6.4.1 Percentage of children under 15 living in housing in need of major repair, by Indigenous identity, Canada, 2016

First Nations Métis Inuit Non-Indigenous
Indigenous Identity 26.1 11.9 27 6.6

Major repairs needed includes dwellings needing major repairs such as dwellings with defective plumbing or electrical wiring and dwellings needing structural repairs to walls, floors or ceilings.
Excludes census data for one or more incompletely enumerated Indian reserves or Indian settlements.
Users should be aware that the estimates associated with this variable are more affected than most by the incomplete enumeration of certain Indian reserves and Indian settlements in the Census of Population. For more information on Aboriginal variables, including information on their classifications, the questions from which they are derived, data quality and their comparability with other sources of data, please refer to the Aboriginal Peoples Reference Guide, Census of Population, 2016 and the Aboriginal Peoples Technical Report, Census of Population, 2016.
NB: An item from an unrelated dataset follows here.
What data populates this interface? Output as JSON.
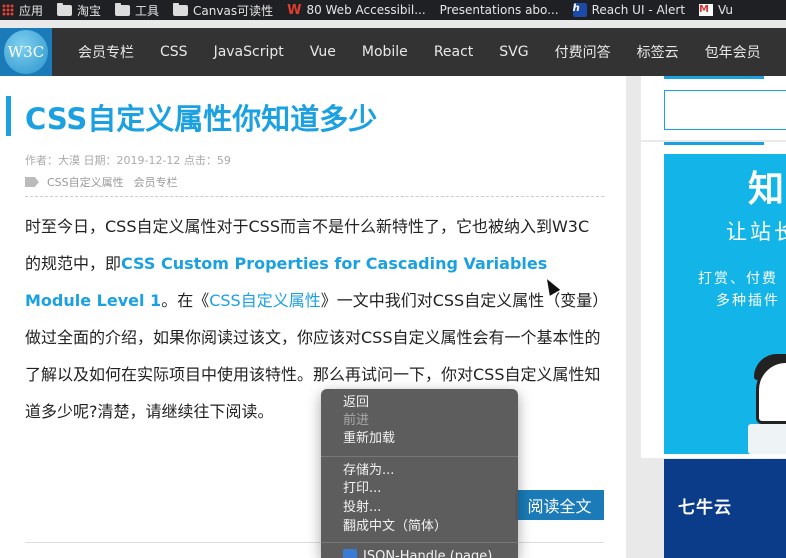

Source: CICH graphic created using data adapted from Statistics Canada – 2016 Census. Catalogue Number 98-400-X2016166.

In 2016, one-quarter of Canada’s First Nations children under age 15 lived in housing that was in need of major repair.

That compared with 12% of Métis children, 27% of Inuit children and 7% of non-Indigenous children.
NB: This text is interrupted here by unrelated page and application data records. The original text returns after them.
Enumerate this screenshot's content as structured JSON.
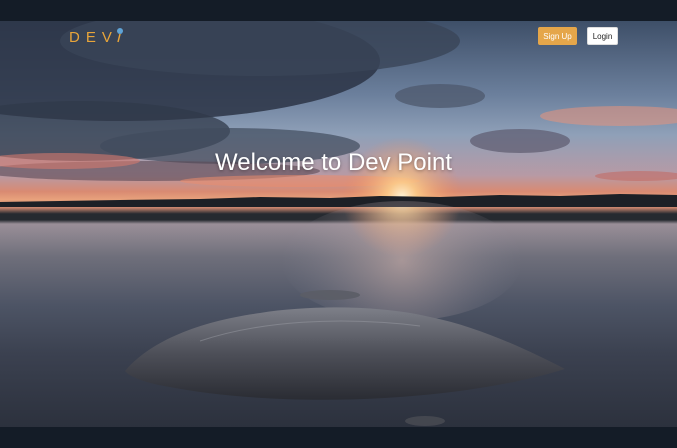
{
  "brand": {
    "name": "DEV",
    "icon": "pin-icon",
    "color": "#e8a53a"
  },
  "nav": {
    "signup_label": "Sign Up",
    "login_label": "Login"
  },
  "hero": {
    "title": "Welcome to Dev Point"
  },
  "colors": {
    "accent": "#e5a64a",
    "background": "#121a24"
  }
}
The quality of housing, including access to clean running water, waste water disposal, ventilation, heating, electricity and the safety of the housing structure, is a major determinant of health.1 Indigenous people, especially First Nations living on reserve and Inuit, are more likely than the general Canadian population to be living in a home that needs major repair.2 This has been linked to poorer health outcomes in Indigenous communities, especially among Indigenous children. Research has shown that poor quality housing has contributed to higher rates of respiratory infections, skin disease, parasites and nutritional disease in Indigenous children,3 as well as injuries.4

1National Collaborating Centre for Aboriginal Health. (2016). Housing as a determinant of First Nations, Inuit and Métis health. Prince George, BC: Author.
2Statistics Canada. (2015). Aboriginal statistics at a glance, 2nd Edition. Ottawa, ON: Author. Retrieved September 22, 2017 from http://www.statcan.gc.ca/pub/89-645-x/89-645-x2015001-eng.pdf
3OHTN Rapid Response Service. (2011). Review: Impact of housing status and supportive housing on the health of Aboriginal people. Toronto, ON: Ontario HIV Treatment Network.
4George, M.A., Brussoni, M., Jin, A., Lalonde, C.E., & McCormick, R. (2016). Ecological analyses of the associations between injury risk and socioeconomic status, geography and Aboriginal ethnicity in British Columbia, Canada. Springer Open, 5, 567, DOI: 10.1186/s40064-016-2262-x; Kohen, D.E., Bougie, E., & Guèvremont, A. (2015). Housing and health among Inuit children. Health Reports, 26(11), 21-27.